#### Entries provided

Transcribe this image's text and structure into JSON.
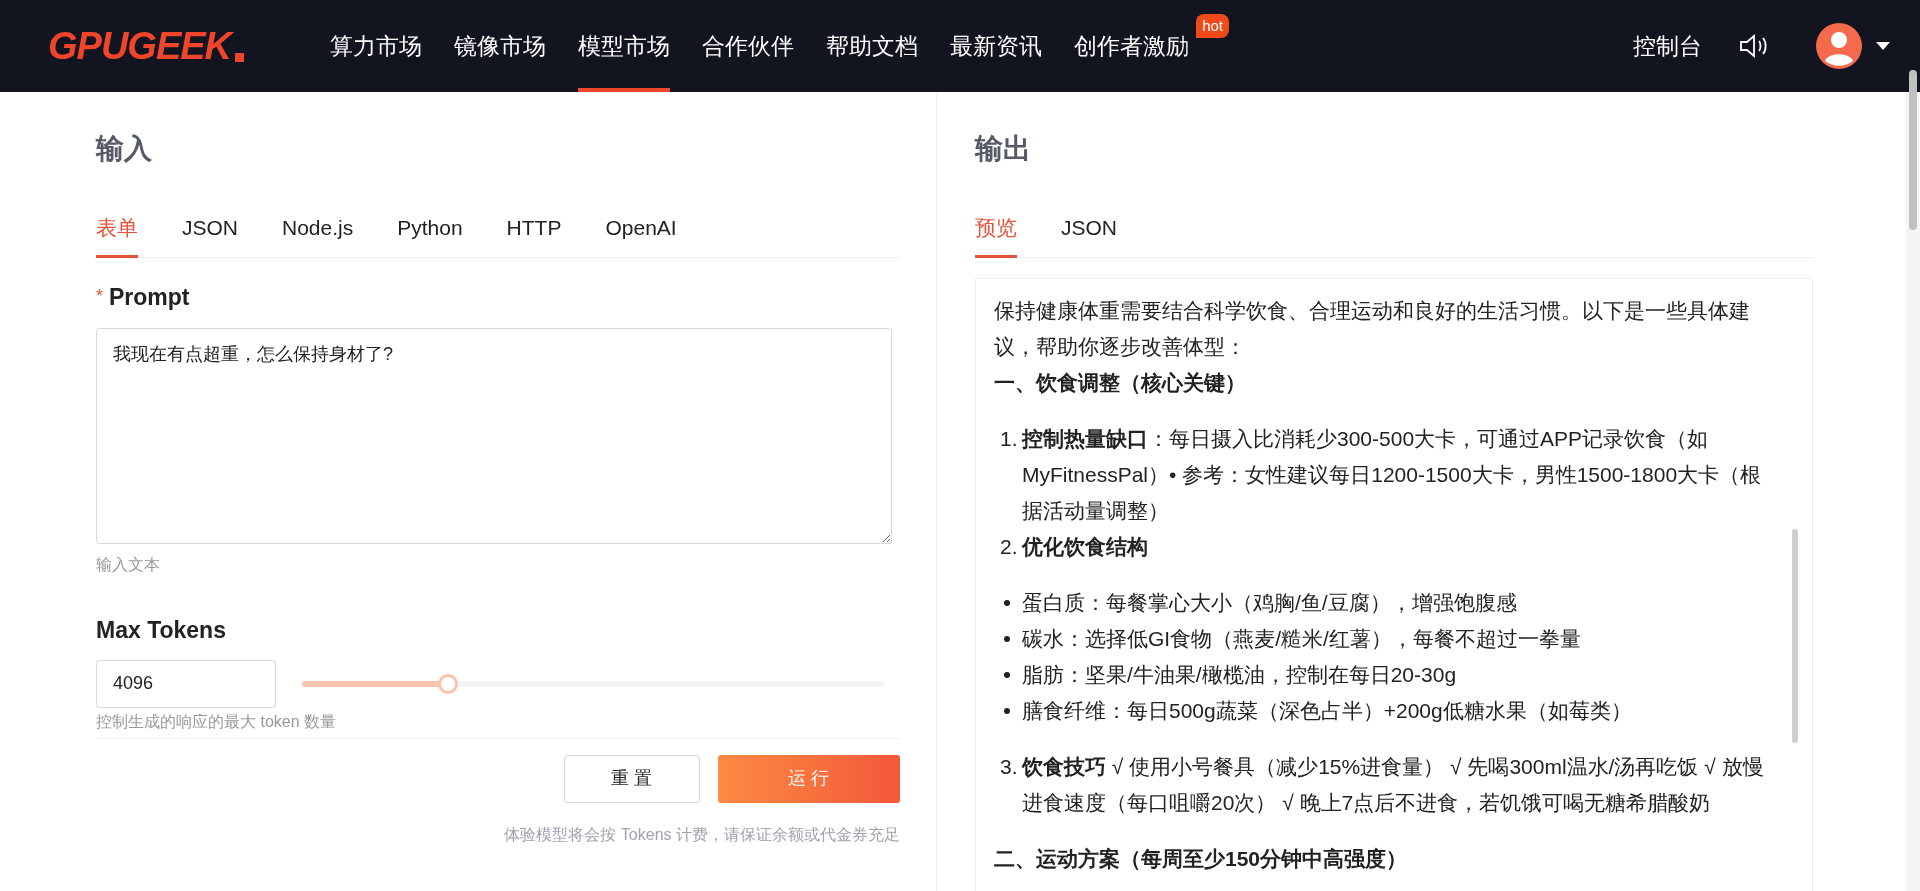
{
  "header": {
    "logo": "GPUGEEK",
    "nav": [
      {
        "label": "算力市场",
        "selected": false
      },
      {
        "label": "镜像市场",
        "selected": false
      },
      {
        "label": "模型市场",
        "selected": true
      },
      {
        "label": "合作伙伴",
        "selected": false
      },
      {
        "label": "帮助文档",
        "selected": false
      },
      {
        "label": "最新资讯",
        "selected": false
      },
      {
        "label": "创作者激励",
        "selected": false,
        "badge": "hot"
      }
    ],
    "console": "控制台"
  },
  "input": {
    "title": "输入",
    "tabs": [
      {
        "label": "表单",
        "selected": true
      },
      {
        "label": "JSON",
        "selected": false
      },
      {
        "label": "Node.js",
        "selected": false
      },
      {
        "label": "Python",
        "selected": false
      },
      {
        "label": "HTTP",
        "selected": false
      },
      {
        "label": "OpenAI",
        "selected": false
      }
    ],
    "prompt": {
      "required_mark": "*",
      "label": "Prompt",
      "value": "我现在有点超重，怎么保持身材了?",
      "hint": "输入文本"
    },
    "max_tokens": {
      "label": "Max Tokens",
      "value": "4096",
      "level": 0.25,
      "hint": "控制生成的响应的最大 token 数量"
    },
    "buttons": {
      "reset": "重 置",
      "run": "运 行"
    },
    "note": "体验模型将会按 Tokens 计费，请保证余额或代金券充足"
  },
  "output": {
    "title": "输出",
    "tabs": [
      {
        "label": "预览",
        "selected": true
      },
      {
        "label": "JSON",
        "selected": false
      }
    ],
    "blocks": [
      {
        "kind": "paragraph",
        "text": "保持健康体重需要结合科学饮食、合理运动和良好的生活习惯。以下是一些具体建议，帮助你逐步改善体型："
      },
      {
        "kind": "heading",
        "text": "一、饮食调整（核心关键）"
      },
      {
        "kind": "numbered",
        "number": "1.",
        "text": "**控制热量缺口**：每日摄入比消耗少300-500大卡，可通过APP记录饮食（如MyFitnessPal）• 参考：女性建议每日1200-1500大卡，男性1500-1800大卡（根据活动量调整）"
      },
      {
        "kind": "numbered",
        "number": "2.",
        "text": "**优化饮食结构**"
      },
      {
        "kind": "bullet",
        "text": "蛋白质：每餐掌心大小（鸡胸/鱼/豆腐），增强饱腹感"
      },
      {
        "kind": "bullet",
        "text": "碳水：选择低GI食物（燕麦/糙米/红薯），每餐不超过一拳量"
      },
      {
        "kind": "bullet",
        "text": "脂肪：坚果/牛油果/橄榄油，控制在每日20-30g"
      },
      {
        "kind": "bullet",
        "text": "膳食纤维：每日500g蔬菜（深色占半）+200g低糖水果（如莓类）"
      },
      {
        "kind": "numbered",
        "number": "3.",
        "text": "**饮食技巧** √ 使用小号餐具（减少15%进食量） √ 先喝300ml温水/汤再吃饭 √ 放慢进食速度（每口咀嚼20次） √ 晚上7点后不进食，若饥饿可喝无糖希腊酸奶"
      },
      {
        "kind": "heading",
        "text": "二、运动方案（每周至少150分钟中高强度）"
      }
    ]
  }
}
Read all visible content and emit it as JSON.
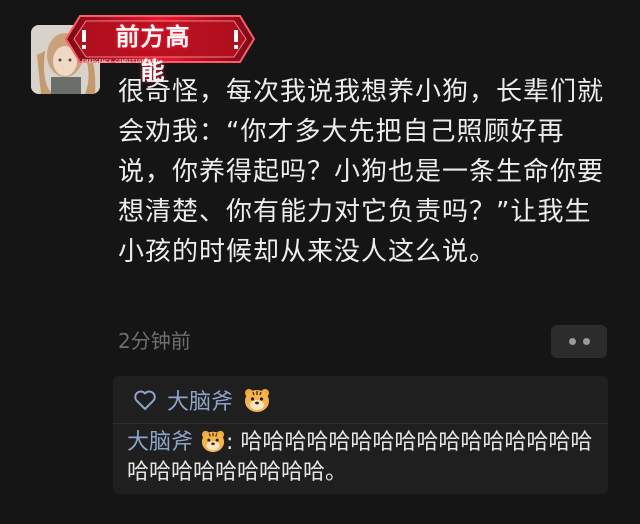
{
  "comment": {
    "banner_title": "前方高能",
    "banner_subtitle": "EMERGENCY CONDITION RED",
    "text": "很奇怪，每次我说我想养小狗，长辈们就会劝我：“你才多大先把自己照顾好再说，你养得起吗？小狗也是一条生命你要想清楚、你有能力对它负责吗？”让我生小孩的时候却从来没人这么说。",
    "timestamp": "2分钟前"
  },
  "likes": {
    "user": "大脑斧"
  },
  "reply": {
    "author": "大脑斧",
    "separator": ": ",
    "text": "哈哈哈哈哈哈哈哈哈哈哈哈哈哈哈哈哈哈哈哈哈哈哈哈哈。"
  },
  "colors": {
    "background": "#151515",
    "accent_red": "#e8182f",
    "username_blue": "#8fa3c8"
  },
  "icons": {
    "heart": "heart-outline-icon",
    "tiger": "tiger-emoji-icon",
    "more": "more-dots-icon"
  }
}
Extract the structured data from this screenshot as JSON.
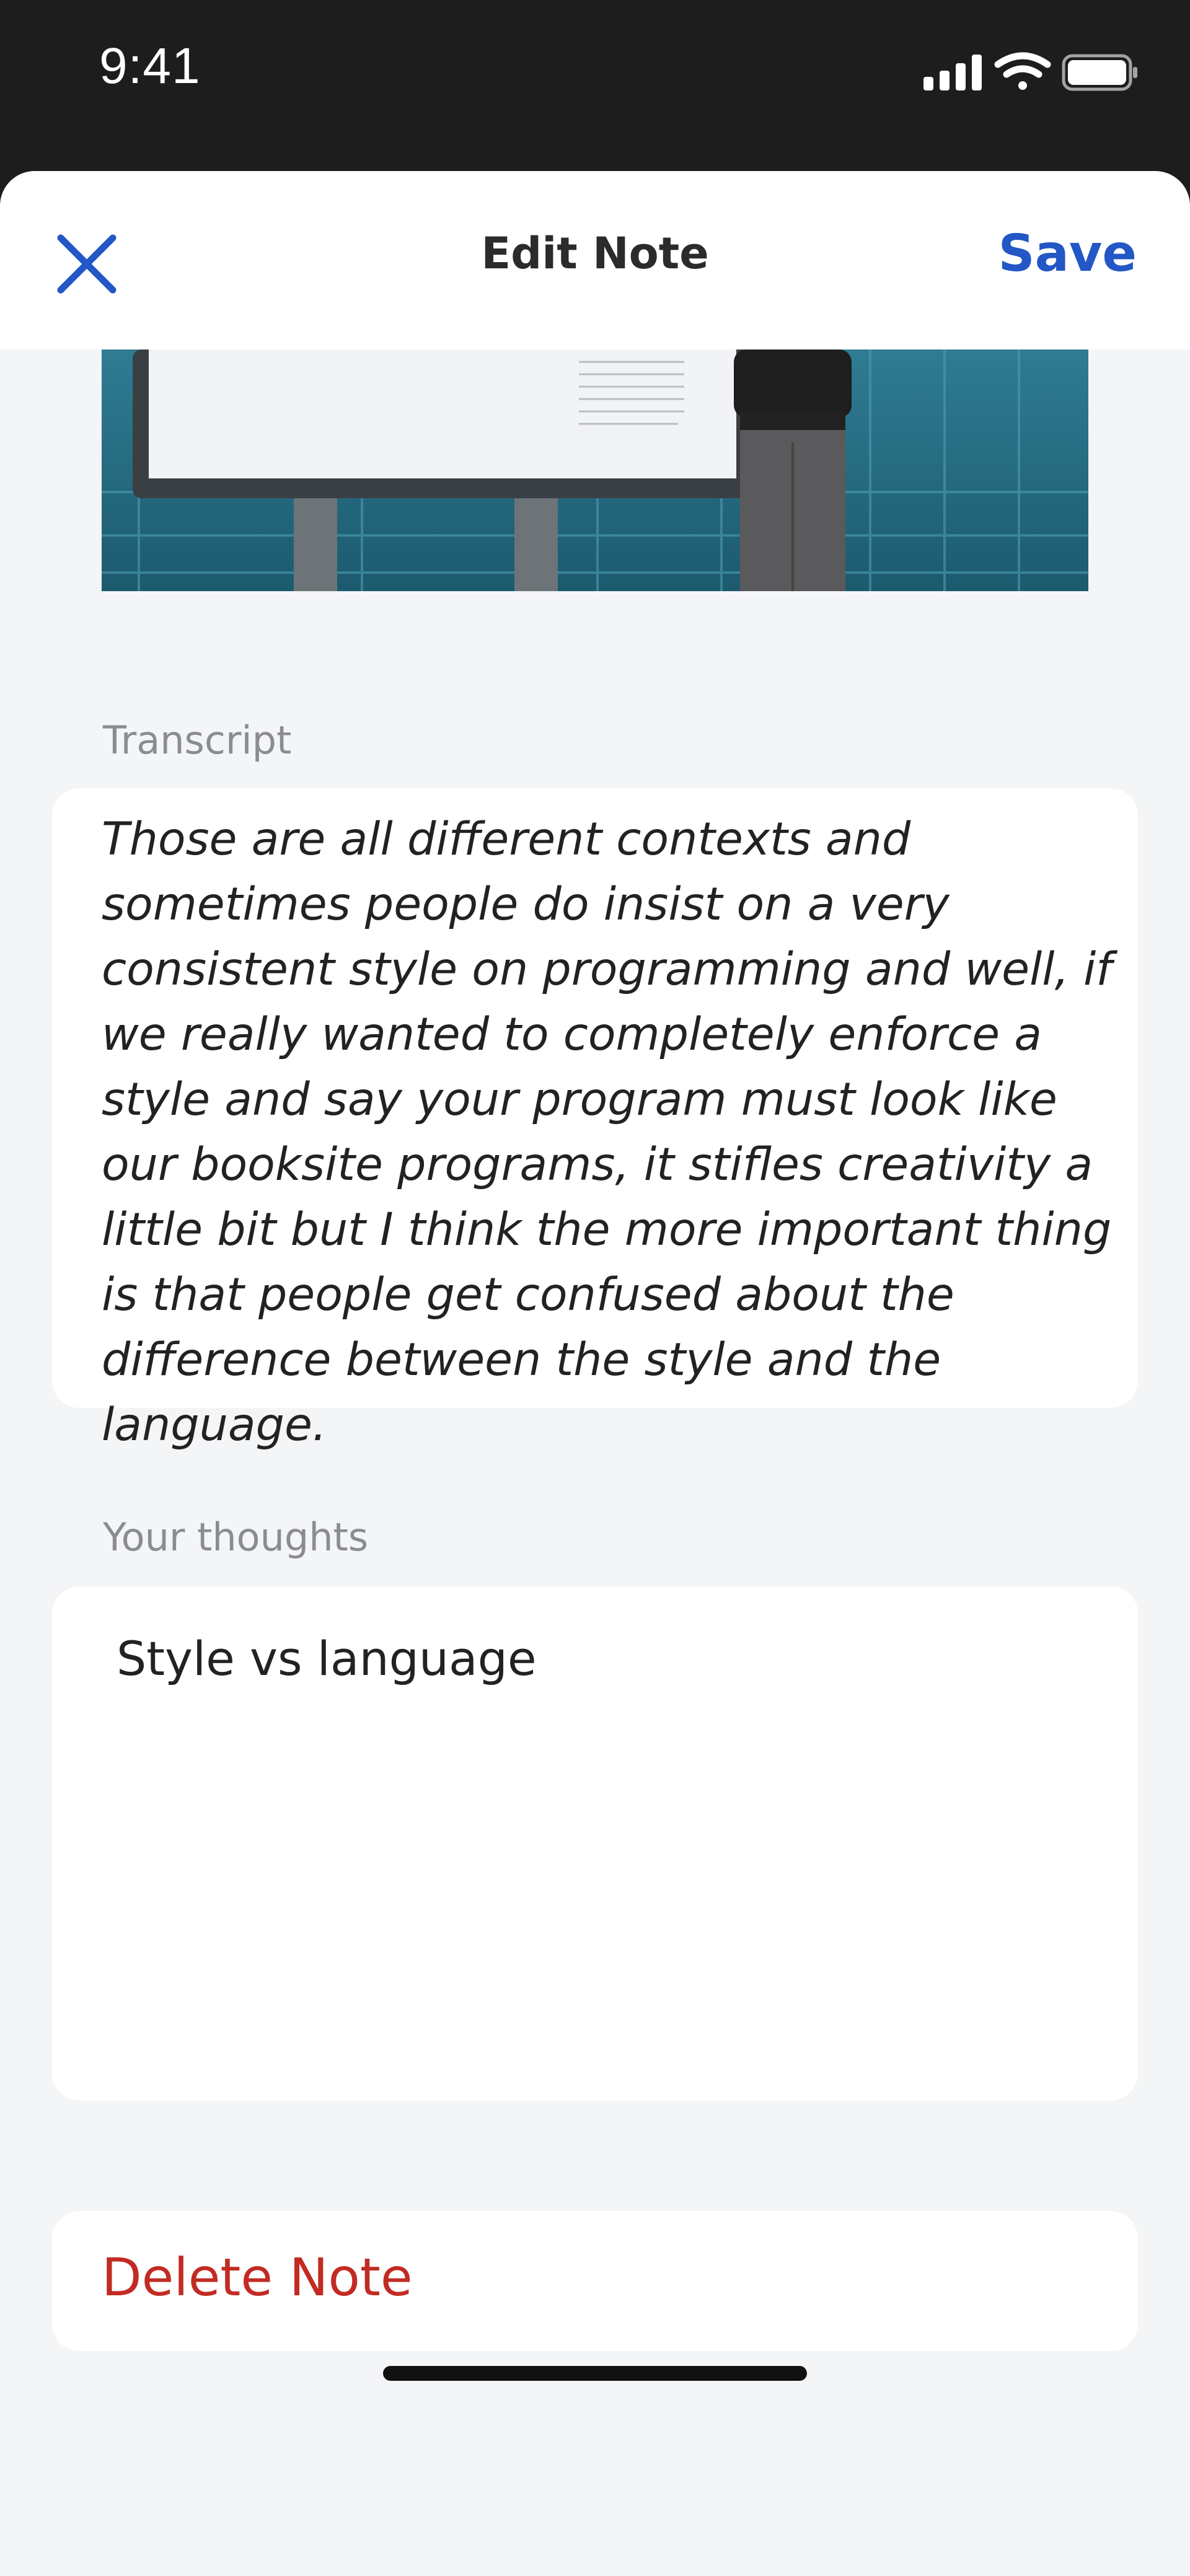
{
  "status_bar": {
    "time": "9:41",
    "icons": [
      "cellular-signal-icon",
      "wifi-icon",
      "battery-icon"
    ]
  },
  "nav": {
    "close_icon": "close-icon",
    "title": "Edit Note",
    "save_label": "Save"
  },
  "video": {
    "thumbnail": "lecture-video-frame"
  },
  "transcript": {
    "label": "Transcript",
    "text": "Those are all different contexts and sometimes people do insist on a very consistent style on programming and well, if we really wanted to completely enforce a style and say your program must look like our booksite programs, it stifles creativity a little bit but I think the more important thing is that people get confused about the difference between the style and the language."
  },
  "thoughts": {
    "label": "Your thoughts",
    "value": "Style vs language"
  },
  "delete": {
    "label": "Delete Note"
  },
  "colors": {
    "accent": "#2257c5",
    "destructive": "#c22b23",
    "background": "#f4f5f7",
    "status_bar": "#1d1d1d"
  }
}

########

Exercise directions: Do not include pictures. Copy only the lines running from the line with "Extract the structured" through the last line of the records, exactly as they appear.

Answer to the problem:
Extract the structured data from this screenshot as JSON.
{
  "status_bar": {
    "time": "9:41",
    "icons": [
      "cellular-signal-icon",
      "wifi-icon",
      "battery-icon"
    ]
  },
  "nav": {
    "close_icon": "close-icon",
    "title": "Edit Note",
    "save_label": "Save"
  },
  "video": {
    "thumbnail": "lecture-video-frame"
  },
  "transcript": {
    "label": "Transcript",
    "text": "Those are all different contexts and sometimes people do insist on a very consistent style on programming and well, if we really wanted to completely enforce a style and say your program must look like our booksite programs, it stifles creativity a little bit but I think the more important thing is that people get confused about the difference between the style and the language."
  },
  "thoughts": {
    "label": "Your thoughts",
    "value": "Style vs language"
  },
  "delete": {
    "label": "Delete Note"
  },
  "colors": {
    "accent": "#2257c5",
    "destructive": "#c22b23",
    "background": "#f4f5f7",
    "status_bar": "#1d1d1d"
  }
}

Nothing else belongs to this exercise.